In one sense, it's better because I don't have to give all the visual cues that I would when speaking face-to-face. I record it my end and log into their Amazon (account), so I can rummage round while they're talking. "Oh yes, tell me more," I'll say while I'm looking at the sex toy they just purchased.

Have there been many sex toys?

Oh yes, we had one the other day. They'd tried to archive it but couldn't because it hadn't arrived yet. It was brilliant because the toy was designed to delay the moment of gratification, but had itself been delayed.

Was there anyone whose purchases didn't represent them?

There was one - (the comedian) Carl Donnelly. He bought things like How To Do Psychic Readings Through Touch and the Communist Manifesto. He had this weird, alternative side that I don't think even he realised was there. You get to know people really well by the end of everything and you learn so much about men and women. (The stand-up) Jessica Fostekew talked about buying an epilator, which I had never heard of. It turns out that it's this thing invented by the patriarchy that literally tears the hair from your body, and she had ended up on antibiotics thanks to a badly infected leg.

Has there been a big change in people's habits over the years?

Massively. In the Noughties we talk about books, CDs and DVDs, and then from the early 2010s it goes absolutely crackers. I think we now treat Amazon as some sort of coin box which we throw money into, thinking it will solve all our problems, and people often say, "Why oh why did I buy that?"
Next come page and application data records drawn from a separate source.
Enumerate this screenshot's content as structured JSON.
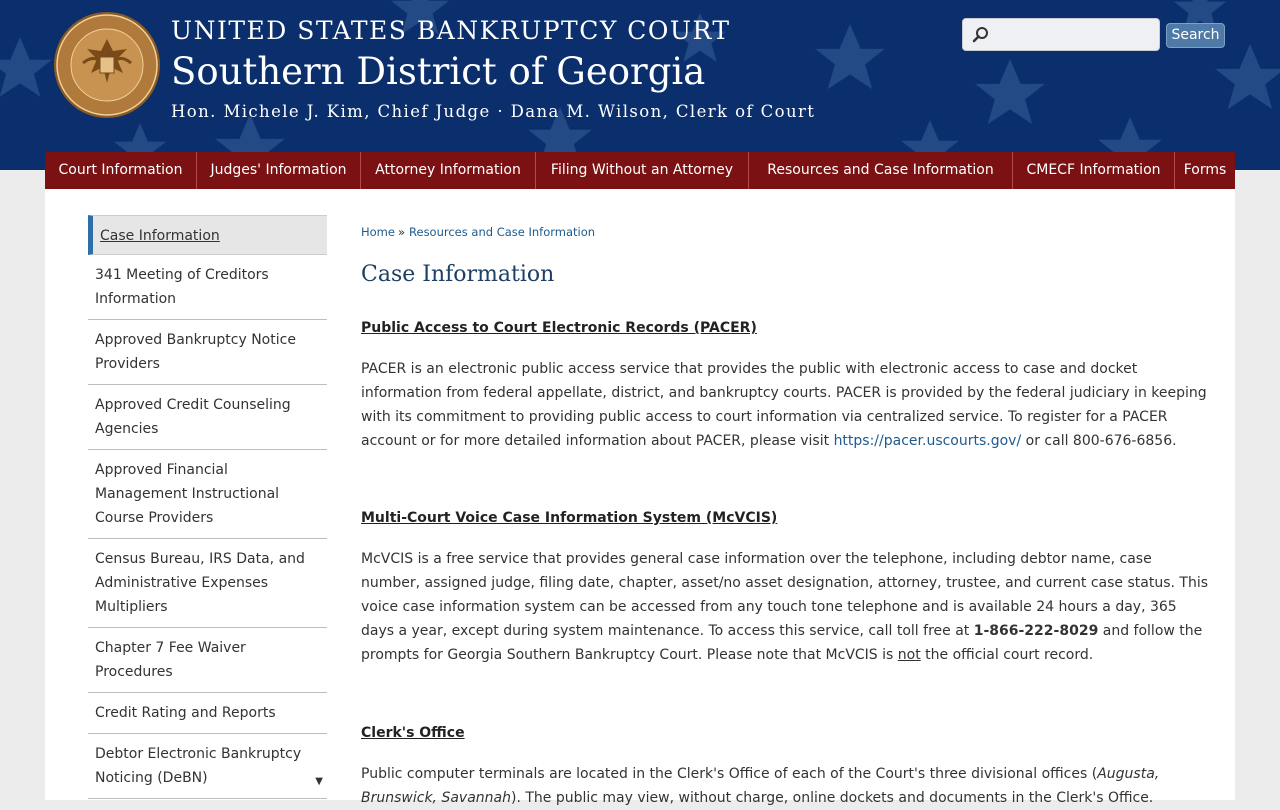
{
  "header": {
    "court_name": "UNITED STATES BANKRUPTCY COURT",
    "district": "Southern District of Georgia",
    "officials": "Hon. Michele J. Kim, Chief Judge · Dana M. Wilson, Clerk of Court",
    "seal_text": "UNITED STATES BANKRUPTCY COURT · SOUTHERN DISTRICT OF GEORGIA",
    "search_placeholder": "",
    "search_button": "Search",
    "colors": {
      "background": "#0b2f6c",
      "nav": "#7b1113",
      "search_button": "#4f79a7"
    }
  },
  "nav": {
    "items": [
      "Court Information",
      "Judges' Information",
      "Attorney Information",
      "Filing Without an Attorney",
      "Resources and Case Information",
      "CMECF Information",
      "Forms"
    ]
  },
  "sidebar": {
    "active": "Case Information",
    "items": [
      "341 Meeting of Creditors Information",
      "Approved Bankruptcy Notice Providers",
      "Approved Credit Counseling Agencies",
      "Approved Financial Management Instructional Course Providers",
      "Census Bureau, IRS Data, and Administrative Expenses Multipliers",
      "Chapter 7 Fee Waiver Procedures",
      "Credit Rating and Reports",
      "Debtor Electronic Bankruptcy Noticing (DeBN)"
    ]
  },
  "breadcrumb": {
    "home": "Home",
    "sep": "»",
    "current": "Resources and Case Information"
  },
  "page": {
    "title": "Case Information",
    "sections": {
      "pacer": {
        "title": "Public Access to Court Electronic Records (PACER)",
        "text_before_link": "PACER is an electronic public access service that provides the public with electronic access to case and docket information from federal appellate, district, and bankruptcy courts. PACER is provided by the federal judiciary in keeping with its commitment to providing public access to court information via centralized service. To register for a PACER account or for more detailed information about PACER, please visit ",
        "link": "https://pacer.uscourts.gov/",
        "text_after_link": " or call 800-676-6856."
      },
      "mcvcis": {
        "title": "Multi-Court Voice Case Information System (McVCIS)",
        "text_part1": "McVCIS is a free service that provides general case information over the telephone, including debtor name, case number, assigned judge, filing date, chapter, asset/no asset designation, attorney, trustee, and current case status. This voice case information system can be accessed from any touch tone telephone and is available 24 hours a day, 365 days a year, except during system maintenance. To access this service, call toll free at ",
        "phone": "1-866-222-8029",
        "text_part2": " and follow the prompts for Georgia Southern Bankruptcy Court. Please note that McVCIS is ",
        "not_word": "not",
        "text_part3": " the official court record."
      },
      "clerk": {
        "title": "Clerk's Office",
        "text_part1": "Public computer terminals are located in the Clerk's Office of each of the Court's three divisional offices (",
        "offices": "Augusta, Brunswick, Savannah",
        "text_part2": "). The public may view, without charge, online dockets and documents in the Clerk's Office."
      }
    }
  }
}
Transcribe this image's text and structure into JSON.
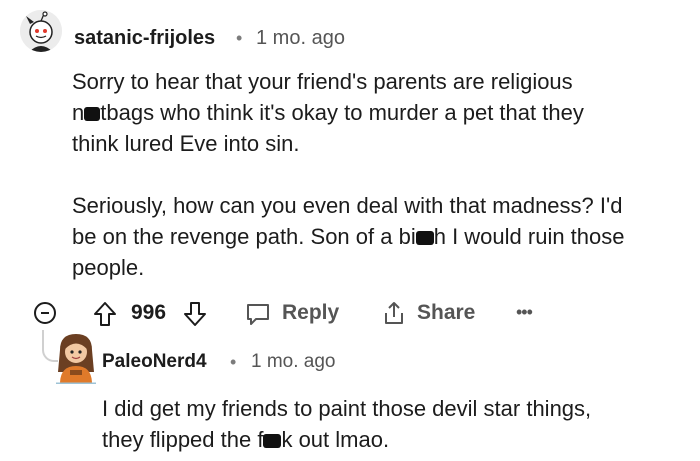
{
  "comment": {
    "username": "satanic-frijoles",
    "separator": "•",
    "timestamp": "1 mo. ago",
    "body": {
      "line1": "Sorry to hear that your friend's parents are religious",
      "line2_pre": "n",
      "line2_post": "tbags who think it's okay to murder a pet that they",
      "line3": "think lured Eve into sin.",
      "line4": "Seriously, how can you even deal with that madness? I'd",
      "line5_pre": "be on the revenge path. Son of a bi",
      "line5_post": "h I would ruin those",
      "line6": "people."
    },
    "actions": {
      "vote_count": "996",
      "reply_label": "Reply",
      "share_label": "Share",
      "more_label": "•••"
    }
  },
  "reply": {
    "username": "PaleoNerd4",
    "separator": "•",
    "timestamp": "1 mo. ago",
    "body": {
      "line1": "I did get my friends to paint those devil star things,",
      "line2_pre": "they flipped the f",
      "line2_post": "k out lmao."
    }
  },
  "colors": {
    "text": "#1c1c1c",
    "muted": "#555555",
    "thread_line": "#d0d0d0",
    "avatar_shirt": "#e07a2a"
  }
}
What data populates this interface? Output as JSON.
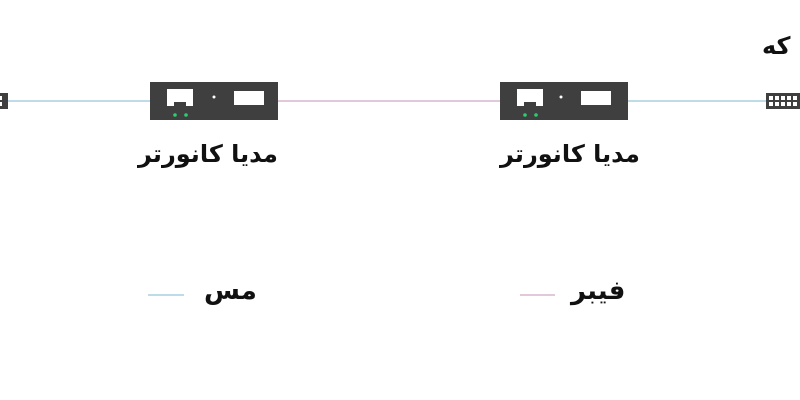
{
  "diagram": {
    "top_right_label": "که",
    "converters": [
      {
        "label": "مدیا کانورتر"
      },
      {
        "label": "مدیا کانورتر"
      }
    ],
    "legend": [
      {
        "label": "مس",
        "color": "#a9cfe0"
      },
      {
        "label": "فیبر",
        "color": "#d8b6cf"
      }
    ]
  },
  "colors": {
    "copper_line": "#a9cfe0",
    "fiber_line": "#d8b6cf",
    "device_body": "#3f3f3f",
    "port_fill": "#ffffff",
    "led": "#2ecc71"
  }
}
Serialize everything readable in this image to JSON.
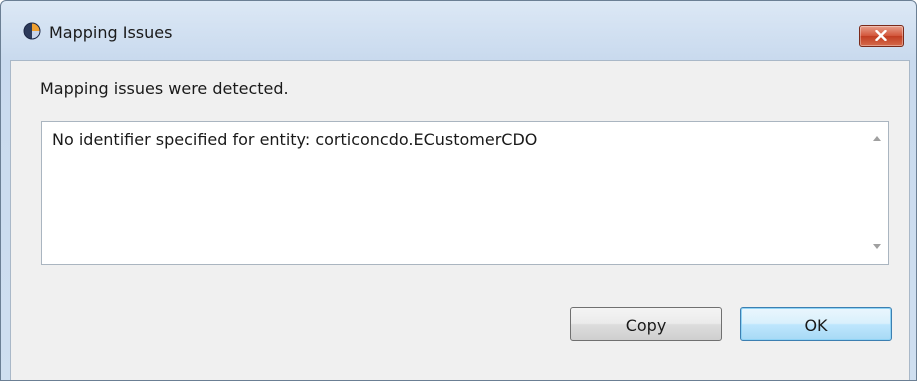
{
  "window": {
    "title": "Mapping Issues",
    "app_icon": "eclipse-app-icon",
    "close_icon": "close-x-icon",
    "close_button_color": "#c13d22"
  },
  "dialog": {
    "message": "Mapping issues were detected.",
    "issues_text": "No identifier specified for entity: corticoncdo.ECustomerCDO",
    "scroll_up_icon": "scroll-up-arrow-icon",
    "scroll_down_icon": "scroll-down-arrow-icon"
  },
  "buttons": {
    "copy_label": "Copy",
    "ok_label": "OK",
    "default_accent": "#3c7fb1"
  }
}
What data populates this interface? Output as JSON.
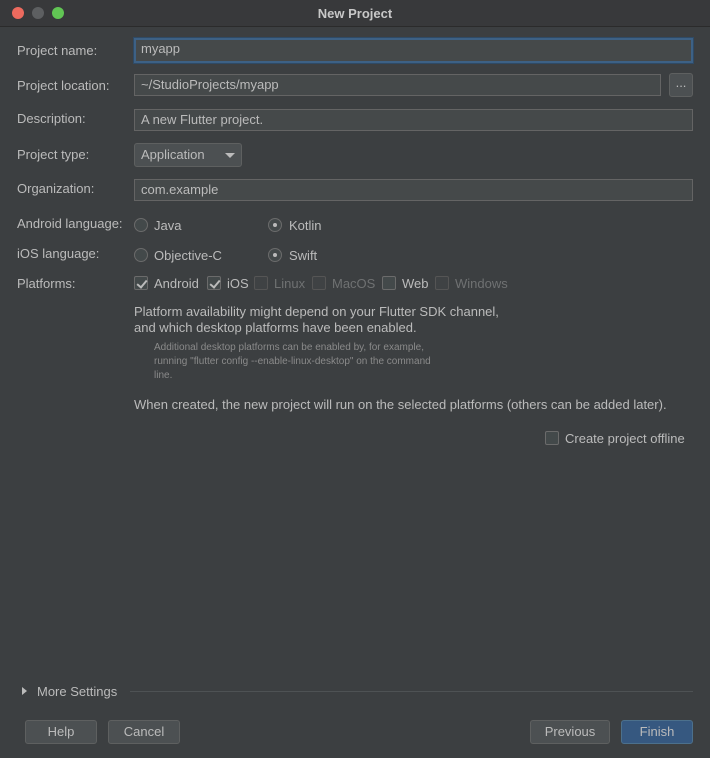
{
  "window": {
    "title": "New Project"
  },
  "form": {
    "project_name": {
      "label": "Project name:",
      "value": "myapp"
    },
    "project_location": {
      "label": "Project location:",
      "value": "~/StudioProjects/myapp",
      "browse_label": "..."
    },
    "description": {
      "label": "Description:",
      "value": "A new Flutter project."
    },
    "project_type": {
      "label": "Project type:",
      "value": "Application"
    },
    "organization": {
      "label": "Organization:",
      "value": "com.example"
    },
    "android_language": {
      "label": "Android language:",
      "options": [
        {
          "label": "Java",
          "selected": false
        },
        {
          "label": "Kotlin",
          "selected": true
        }
      ]
    },
    "ios_language": {
      "label": "iOS language:",
      "options": [
        {
          "label": "Objective-C",
          "selected": false
        },
        {
          "label": "Swift",
          "selected": true
        }
      ]
    },
    "platforms": {
      "label": "Platforms:",
      "items": [
        {
          "label": "Android",
          "checked": true,
          "enabled": true
        },
        {
          "label": "iOS",
          "checked": true,
          "enabled": true
        },
        {
          "label": "Linux",
          "checked": false,
          "enabled": false
        },
        {
          "label": "MacOS",
          "checked": false,
          "enabled": false
        },
        {
          "label": "Web",
          "checked": false,
          "enabled": true
        },
        {
          "label": "Windows",
          "checked": false,
          "enabled": false
        }
      ],
      "availability_line1": "Platform availability might depend on your Flutter SDK channel,",
      "availability_line2": "and which desktop platforms have been enabled.",
      "hint_line1": "Additional desktop platforms can be enabled by, for example,",
      "hint_line2": "running \"flutter config --enable-linux-desktop\" on the command",
      "hint_line3": "line.",
      "created_note": "When created, the new project will run on the selected platforms (others can be added later)."
    },
    "offline": {
      "label": "Create project offline",
      "checked": false
    }
  },
  "more_settings": {
    "label": "More Settings"
  },
  "buttons": {
    "help": "Help",
    "cancel": "Cancel",
    "previous": "Previous",
    "finish": "Finish"
  }
}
Have there been any major shifts during lockdown?

Loads of people have bought resistance bands, that's been a definite craze. Comedian Nick Helm bought a massive pack of Spam and three signed photos of Pamela Anderson (they were £5.99 and definitely fake). He was stocking up for lockdown and wanted to decorate his downstairs loo.

What's been the weirdest thing about lockdown for you?

My wife and I have now spent so much time looking at each other's faces, I reckon we're into our mid-50s on the relationship mile-o-meter. I've loved being at home with my two boys - the surreal part has been homeschooling. Having to teach myself, and then my son, what a fronted adverbial is.

Is it easy to find humour in the pandemic?

I think so. We all acknowledge the awfulness - (impressionist) Matt Forde, for example, has asthma and is shielding, so when I talked to him he had been indoors for three months. But with that comes gallows humour. It's a British thing, and a comic's thing, and we love it.

Does comedy have an important role to play in difficult times?

I believe so. It's terribly sad our comedy venues are under threat, because we have literally the best comedy circuit in the world. This is a rainy country, and we love laughing at things being c**p, but so many comedy clubs will close down. I met my wife in a comedy club. We've just got to hope things can open up soon.

New episodes of My Mate Bought A Toaster with Tom Price are released each Wednesday. Listen here at https://play.acast.com/s/toaster

Belfast Telegraph